Eventually, you gave in to the movies, right?
I became a world champion too. Bachche, wrestlers don't have a life in India. Meri dekha dekhi, plenty of other wrestlers tried to make it to the movies. One of them was Sardar Singh Bawa. I made it, they didn't. The reason everyone jumped on to the movies is that wrestlers don't earn in our country despite being everyone's heroes and winning medals.
In hindsight, how do you look at your movies like Awara Abdulla, Samson, Hercules, Boxer, Jawan Mard, Tarzan and King Kong, Tarzan Comes To Delhi and Thakur Jarnail Singh?
With pride of course! I am not ashamed of any movie I have done. I must have done over a hundred movies. I'm sure today's generation may find a lot of them unintentionally hilarious. But I was an honest worker. And that's why, I take immense pride in the way I managed my family with my hard earned money.
You didn't make another movie after Rab Dian Rakhan?
The dynamics and economics of movies have changed. Today, there are hardly any independent producers. Corporate companies have taken charge. I don't think I can adjust with their ways of working. And ab to sehat bhi nahin rahi waisi.
Umar ho gayi hai beta. For the last few months, I haven't been well. I have been visiting doctors regularly in Delhi. Still, I feel I am fitter than a lot of youngsters. I have a balanced diet and a long walk every day.
If you are not well, why did you take up 100 Per Cent?
It didn't pressurize me too much. Thodasa kaam tha. And I was assured that the show would take up the cause of wrestling and bring it out of its dire situation.
Do you see hope in the sport now?
Yes, though I know the association has nothing its hands. The sports ministry is not concerned enough about doing enough for wrestlers. Some of them I've seen are under nourished. But after the Olympics and seeing Sushil last year, kuch umeed bandhi hai. I think if well groomed, our boys can become world champions too.
Where do you think are we lacking?
I think we need to make wrestling a well-paying sport. The reason too many boys don't want to take up the sport willingly is that there is no scope to earn and they don't find prospects of a bright future in wrestling. They are paid a pittance for a fee. Earlier, we didn't have a ministry control and the sport actually flourished.
Do you think special attention needs to be paid towards women's wrestling?
Of course! The Wrestling Association is doing nothing for the men. The women are obviously in the under-privileged class there. Private akhadas I know are on the verge of shutting down but still, I have not lost hope yet. There are some sarkari ones that are still trying to crawl.
Are you hopeful about your son Vindoo's career too?
Baap hoon! And I am hopeful that one day my son will shine. He's still trying to get somewhere in life. He needs that one big hit and no one will ask me this question again. His debut movie was an average runner. Had it been a hit, he would have become a star.
You played Hanuman. So did Vindoo. What do you think of the Hanuman in the recently concluded Ramayan?
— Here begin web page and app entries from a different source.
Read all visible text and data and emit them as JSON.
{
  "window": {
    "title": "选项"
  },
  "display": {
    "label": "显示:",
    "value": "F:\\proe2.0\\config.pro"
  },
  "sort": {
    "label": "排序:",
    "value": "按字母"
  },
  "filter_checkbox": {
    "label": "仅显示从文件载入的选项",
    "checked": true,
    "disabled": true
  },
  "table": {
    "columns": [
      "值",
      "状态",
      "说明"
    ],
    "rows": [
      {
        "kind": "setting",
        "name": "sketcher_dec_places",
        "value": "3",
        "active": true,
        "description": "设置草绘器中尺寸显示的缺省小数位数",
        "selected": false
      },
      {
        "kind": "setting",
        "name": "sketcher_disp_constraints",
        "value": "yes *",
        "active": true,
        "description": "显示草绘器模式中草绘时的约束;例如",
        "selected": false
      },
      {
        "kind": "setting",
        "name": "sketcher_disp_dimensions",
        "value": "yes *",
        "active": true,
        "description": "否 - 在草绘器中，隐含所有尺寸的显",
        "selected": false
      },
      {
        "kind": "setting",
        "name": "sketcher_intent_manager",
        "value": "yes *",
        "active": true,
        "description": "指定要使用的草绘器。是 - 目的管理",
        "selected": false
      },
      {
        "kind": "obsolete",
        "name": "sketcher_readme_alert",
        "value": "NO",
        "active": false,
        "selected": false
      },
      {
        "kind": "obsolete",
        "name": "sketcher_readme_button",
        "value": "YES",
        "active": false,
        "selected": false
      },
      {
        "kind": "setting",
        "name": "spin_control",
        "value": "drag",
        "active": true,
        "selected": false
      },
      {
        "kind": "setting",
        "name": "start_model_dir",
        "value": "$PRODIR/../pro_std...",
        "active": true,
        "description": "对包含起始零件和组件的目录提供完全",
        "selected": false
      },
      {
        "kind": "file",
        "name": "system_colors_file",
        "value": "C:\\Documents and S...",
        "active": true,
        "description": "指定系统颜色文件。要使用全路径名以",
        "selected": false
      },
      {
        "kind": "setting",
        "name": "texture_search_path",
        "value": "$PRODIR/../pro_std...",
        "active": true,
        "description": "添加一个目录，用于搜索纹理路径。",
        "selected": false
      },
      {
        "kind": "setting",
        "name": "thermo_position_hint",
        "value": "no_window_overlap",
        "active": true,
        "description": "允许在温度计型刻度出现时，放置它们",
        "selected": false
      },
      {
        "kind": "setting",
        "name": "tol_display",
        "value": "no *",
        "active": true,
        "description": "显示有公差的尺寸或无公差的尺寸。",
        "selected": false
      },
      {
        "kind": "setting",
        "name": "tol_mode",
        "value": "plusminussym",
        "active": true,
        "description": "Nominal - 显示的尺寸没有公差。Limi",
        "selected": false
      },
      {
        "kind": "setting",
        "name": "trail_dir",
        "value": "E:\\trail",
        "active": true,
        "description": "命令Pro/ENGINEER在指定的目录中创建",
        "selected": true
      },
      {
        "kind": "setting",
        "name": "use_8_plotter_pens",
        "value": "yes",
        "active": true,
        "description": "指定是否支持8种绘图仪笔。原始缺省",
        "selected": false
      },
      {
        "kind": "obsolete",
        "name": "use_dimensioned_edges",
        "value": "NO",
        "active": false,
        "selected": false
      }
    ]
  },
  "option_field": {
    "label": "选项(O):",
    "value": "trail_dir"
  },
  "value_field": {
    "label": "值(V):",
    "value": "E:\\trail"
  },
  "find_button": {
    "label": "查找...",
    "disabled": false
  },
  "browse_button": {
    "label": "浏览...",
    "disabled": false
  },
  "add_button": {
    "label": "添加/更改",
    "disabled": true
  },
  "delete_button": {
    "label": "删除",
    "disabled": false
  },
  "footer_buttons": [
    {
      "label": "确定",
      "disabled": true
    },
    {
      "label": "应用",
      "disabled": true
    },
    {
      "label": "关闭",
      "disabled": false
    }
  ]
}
I didn't see it through and through. But of whatever I saw, I felt that the boy was honest and was working hard to convince people that he was Hanuman. Eventually, I think he couldn't pull it off. It was a key role and should have gone to another actor, who was slightly seasoned and could deal with the role better.
Didn't Vindoo ever show signs of becoming a wrestler?
I don't think he ever had that inclination for the sport. I don't blame him because an entire generation had stopped following wrestling. Today, with some publicity, maybe we can revive the sport and save at least some akhadas from shutting down.